Rare Medical News

Disease Profile

Pernicious anemia

Prevalence
Prevalence estimates on Rare Medical Network websites are calculated based on data available from numerous sources, including US and European government statistics, the NIH, Orphanet, and published epidemiologic studies. Rare disease population data is recognized to be highly variable, and based on a wide variety of source data and methodologies, so the prevalence data on this site should be assumed to be estimated and cannot be considered to be absolutely correct.

Unknown

Age of onset

#N/A

ICD-10

#N/A

Inheritance

Autosomal dominant A pathogenic variant in only one gene copy in each cell is sufficient to cause an autosomal dominant disease

no.svg

Autosomal recessive Pathogenic variants in both copies of each gene of the chromosome are needed to cause an autosomal recessive disease and observe the mutant phenotype

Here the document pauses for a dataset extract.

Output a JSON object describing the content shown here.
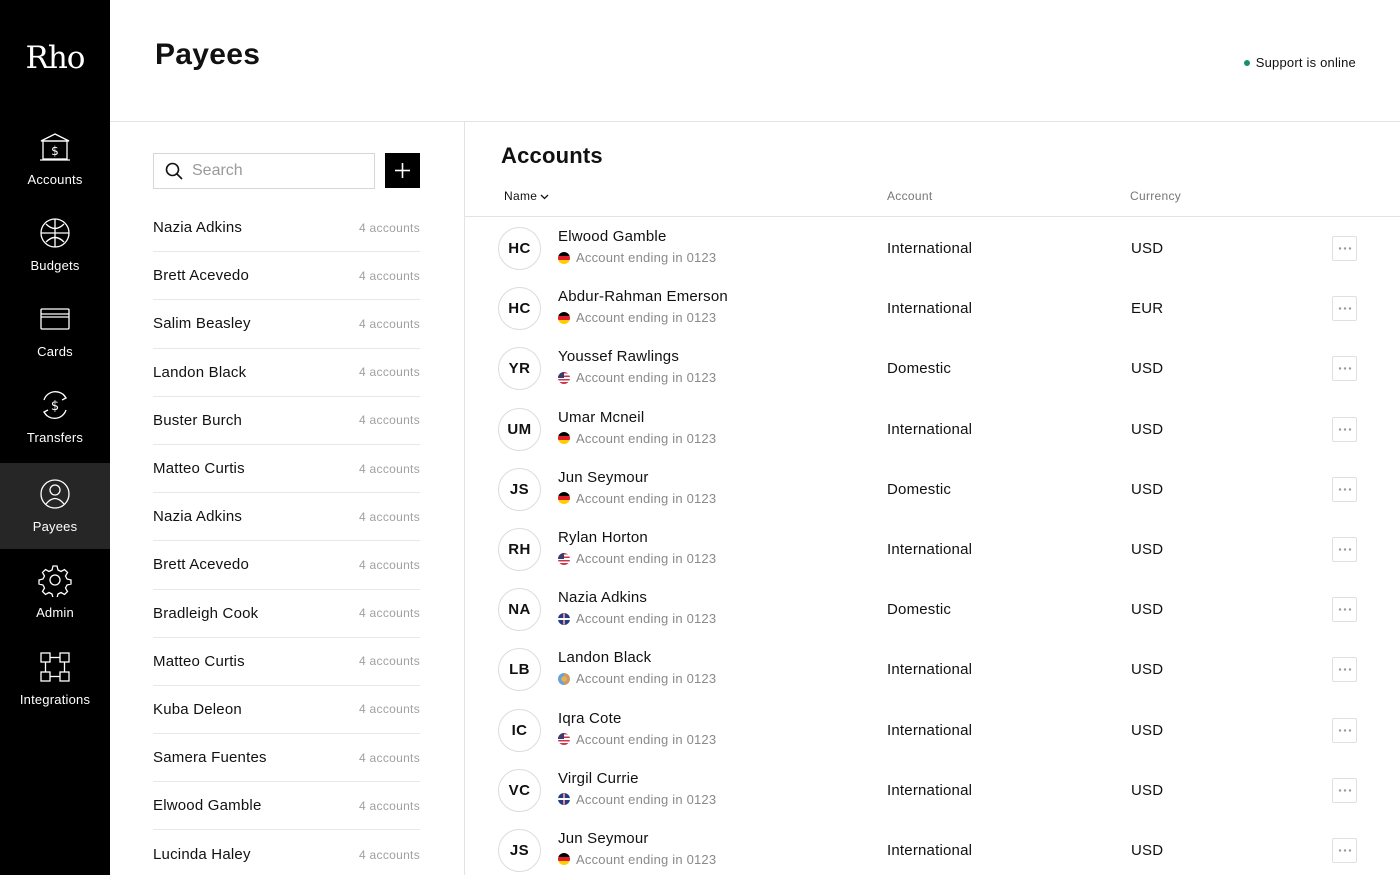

no.svg

X-linked
dominant X-linked dominant inheritance, sometimes referred to as X-linked dominance, is a mode of genetic inheritance by which a dominant gene is carried on the X chromosome.

no.svg

X-linked
recessive Pathogenic variants in both copies of a gene on the X chromosome cause an X-linked recessive disorder

no.svg

Mitochondrial or multigenic Mitochondrial genetic disorders can be caused by changes (mutations) in either the mitochondrial DNA or nuclear DNA that lead to dysfunction of the mitochondria and inadequate production of energy.

no.svg

Multigenic or multifactor Inheritance involving many factors, of which at least one is genetic but none is of overwhelming importance, as in the causation of a disease by multiple genetic and environmental factors.

no.svg

Not applicable

no.svg

Other names (AKA)

Acquired pernicious anemia; Biermer anemia; Addison-Biermer anemia;

Summary

Biermer's disease, also called acquired pernicious anemia, is a condition in which the body is unable to properly utilize vitamin B12. Because vitamin B12 is essential for the formation of red blood cells, this condition is primarily characterized by anemia (too few red blood cells). Affected people may also experience gastrointestinal issues and neurological abnormalities (such as paresthesia, weakness, and clumsiness). Biermer's disease and other forms of pernicious anemia are thought to be autoimmune conditions which occur when the body's immune system mistakenly attacks healthy tissue. Treatment generally consists of large doses of vitamin B12, usually as an injection.[1][2]

Organizations

Support and advocacy groups can help you connect with other patients and families, and they can provide valuable services. Many develop patient-centered information and are the driving force behind research for better treatments and possible cures. They can direct you to research, resources, and services. Many organizations also have experts who serve as medical advisors or provide lists of doctors/clinics. Visit the group’s website or contact them to learn about the services they offer. Inclusion on this list is not an endorsement by GARD.

Organizations Providing General Support

    Learn more

    These resources provide more information about this condition or associated symptoms. The in-depth resources contain medical and scientific language that may be hard to understand. You may want to review these resources with a medical professional.

    Where to Start

    • The National Organization for Rare Disorders (NORD) has a report for patients and families about this condition. NORD is a patient advocacy organization for individuals with rare diseases and the organizations that serve them.

      In-Depth Information

      • Medscape Reference provides information on this topic. You may need to register to view the medical textbook, but registration is free.
      • Orphanet is a European reference portal for information on rare diseases and orphan drugs. Access to this database is free of charge.

        References

        1. Paul Schick, MD. Pernicious Anemia. Medscape Reference. August 2015; https://emedicine.medscape.com/article/204930-overview.
        2. Biermer's disease. Orphanet. September 2011; https://www.orpha.net/consor/cgi-bin/OC_Exp.php?lng=en&Expert=120.